Check the listing that follows and work out how many lines include "Auto". The reply is that number alone.

### EXCERPTED RECORDS
------------------------------

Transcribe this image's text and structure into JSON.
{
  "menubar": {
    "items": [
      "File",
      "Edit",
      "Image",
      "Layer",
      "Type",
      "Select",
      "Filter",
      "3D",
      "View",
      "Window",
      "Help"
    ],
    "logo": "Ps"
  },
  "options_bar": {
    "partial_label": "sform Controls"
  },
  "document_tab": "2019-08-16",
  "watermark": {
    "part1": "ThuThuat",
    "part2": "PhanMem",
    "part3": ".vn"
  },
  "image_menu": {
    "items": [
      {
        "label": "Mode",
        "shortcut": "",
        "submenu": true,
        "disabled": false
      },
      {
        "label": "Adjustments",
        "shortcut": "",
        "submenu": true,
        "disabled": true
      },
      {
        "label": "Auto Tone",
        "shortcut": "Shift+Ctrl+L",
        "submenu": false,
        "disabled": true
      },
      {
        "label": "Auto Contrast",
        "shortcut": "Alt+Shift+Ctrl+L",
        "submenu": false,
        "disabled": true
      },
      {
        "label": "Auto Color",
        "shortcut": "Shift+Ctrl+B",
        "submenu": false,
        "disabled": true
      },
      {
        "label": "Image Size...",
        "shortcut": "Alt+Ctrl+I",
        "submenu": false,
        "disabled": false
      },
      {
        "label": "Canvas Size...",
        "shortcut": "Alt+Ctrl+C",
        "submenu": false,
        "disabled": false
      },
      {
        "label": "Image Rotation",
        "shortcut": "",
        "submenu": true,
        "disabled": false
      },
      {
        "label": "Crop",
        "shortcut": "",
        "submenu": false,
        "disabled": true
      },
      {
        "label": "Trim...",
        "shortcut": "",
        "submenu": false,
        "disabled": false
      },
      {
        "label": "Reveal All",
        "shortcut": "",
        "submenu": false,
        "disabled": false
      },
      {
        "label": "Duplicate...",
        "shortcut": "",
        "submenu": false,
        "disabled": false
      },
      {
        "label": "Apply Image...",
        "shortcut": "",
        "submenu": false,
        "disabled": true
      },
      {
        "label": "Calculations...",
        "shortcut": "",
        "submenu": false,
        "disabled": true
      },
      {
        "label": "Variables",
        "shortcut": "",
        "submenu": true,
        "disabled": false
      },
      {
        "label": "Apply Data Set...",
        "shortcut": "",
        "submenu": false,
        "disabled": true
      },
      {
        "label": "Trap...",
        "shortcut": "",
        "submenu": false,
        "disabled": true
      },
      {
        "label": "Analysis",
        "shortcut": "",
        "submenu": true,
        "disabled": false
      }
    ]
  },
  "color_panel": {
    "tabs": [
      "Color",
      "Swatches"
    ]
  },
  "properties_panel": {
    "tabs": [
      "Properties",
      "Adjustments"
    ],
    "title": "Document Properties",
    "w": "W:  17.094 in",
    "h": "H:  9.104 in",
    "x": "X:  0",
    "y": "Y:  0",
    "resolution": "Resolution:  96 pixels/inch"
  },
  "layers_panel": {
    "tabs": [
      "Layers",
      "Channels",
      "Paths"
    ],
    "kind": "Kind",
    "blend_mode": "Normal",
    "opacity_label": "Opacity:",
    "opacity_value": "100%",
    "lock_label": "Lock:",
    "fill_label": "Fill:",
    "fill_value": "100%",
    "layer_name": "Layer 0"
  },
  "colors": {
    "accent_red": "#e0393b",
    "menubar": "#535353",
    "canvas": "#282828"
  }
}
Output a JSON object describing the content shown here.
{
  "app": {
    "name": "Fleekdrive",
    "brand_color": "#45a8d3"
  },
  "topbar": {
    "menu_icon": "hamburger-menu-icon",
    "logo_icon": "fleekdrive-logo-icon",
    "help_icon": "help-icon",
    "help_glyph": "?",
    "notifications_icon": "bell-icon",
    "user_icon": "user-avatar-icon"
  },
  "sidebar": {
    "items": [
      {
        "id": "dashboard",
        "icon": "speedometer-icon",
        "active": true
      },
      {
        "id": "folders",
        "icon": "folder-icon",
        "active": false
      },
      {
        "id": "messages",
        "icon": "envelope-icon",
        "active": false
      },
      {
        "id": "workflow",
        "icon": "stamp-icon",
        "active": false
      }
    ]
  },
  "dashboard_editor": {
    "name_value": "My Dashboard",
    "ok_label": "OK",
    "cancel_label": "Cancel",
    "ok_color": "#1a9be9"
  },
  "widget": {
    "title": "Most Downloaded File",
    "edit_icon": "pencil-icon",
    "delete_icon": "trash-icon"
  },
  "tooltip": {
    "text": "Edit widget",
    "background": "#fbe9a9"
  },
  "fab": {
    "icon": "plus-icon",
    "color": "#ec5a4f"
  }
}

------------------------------

### ANSWER FOR THIS EXERCISE
3